This is because most employers (including those with 50 or more employees) struggle with compliance because the FMLA application and eligibility process is so fraught with detail. To be clear, any good employer knows that treating and supporting their employees is critical to their business success. This is especially true when supporting and elevating the role of women in our workforce. However, H.B. 242 would not only burden our small businesses with a mandate that doesn’t improve outcomes for Utah families; it would also increase compliance costs and reduce job opportunities.

For example, complying with FMLA also comes with additional recordkeeping requirements and operational costs as a result of managing the human resources and administration of the law. Even with the amended language, companies with fewer than 50 employees often do not have, nor can they afford, to employ a person to take on this additional burden. Rough estimates place this at $1,720 per firm, per year with basic compliance, for the additional paperwork and assistance with human resources.

Small employers also have less of an ability to absorb the impact of operating with employees out for 12 solid weeks or out on an unpredictable intermittent basis as compared to larger companies. The bill has moved in the right direction with a stepped down approach, but even six or nine weeks is a significant burden – one that employers are best suited to address without a mandate.

Utah employers already offer employee benefits without additional legislation and regulations forced upon them. These generous benefit packages are a key way to attract, retain and motivate the qualified people they need to make their organizations successful.  Especially concerning time off, Utah employers provide FMLA benefits or FMLA-like benefits despite no legal requirement to do so. For example, according to the Employers Council Utah Paid Time Off Policies Survey,

  • When companies have multiple site locations with fewer than 50 employees working at each, 80% of survey respondents provide FMLA benefits to all locations even though they are not legally required to do so.
  • 26% of survey respondents provide medical leave for an employee’s serious health condition or pregnancy before his or her FMLA eligibility.
  • 18% of survey respondents indicated their organization offers paid Parental Leave (maternity/paternity) separate from other leave policies such as vacation, PTO, FMLA, etc. The median number of days provided is approximately 34 paid days.

H.B. 242 represents a one-size-fits-all solution which removes the ability for Utah’s businesses to work with each employee to balance their personal and professional responsibilities.
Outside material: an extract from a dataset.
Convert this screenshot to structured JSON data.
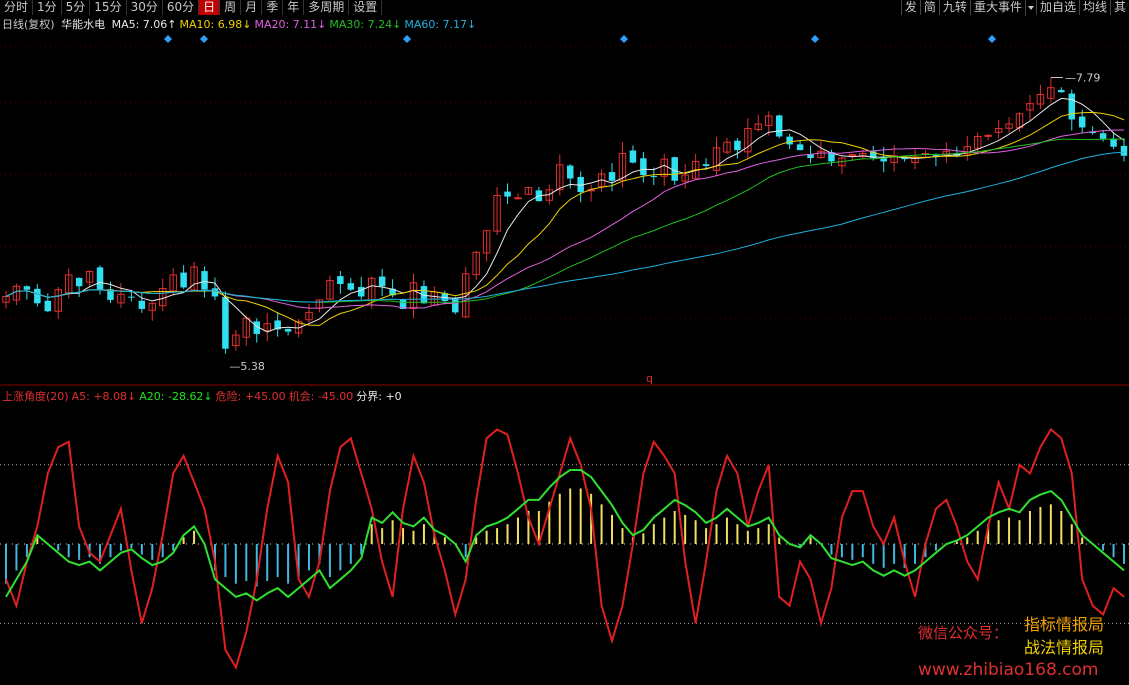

Some have claimed that supporting H.B. 242 is a conservative, pro-family bill. However, we believe that our free enterprise system is the best way to grow the economy, stimulate innovation and provide jobs for Utah families. A government mandate would only make this more difficult.

Guest Blog by Salt Lake Chamber Small Business Committee co-chairs: Ingolf de Jong, President of GENCOMM, and Natalie Kaddas, CEO of Kaddas Enterprises.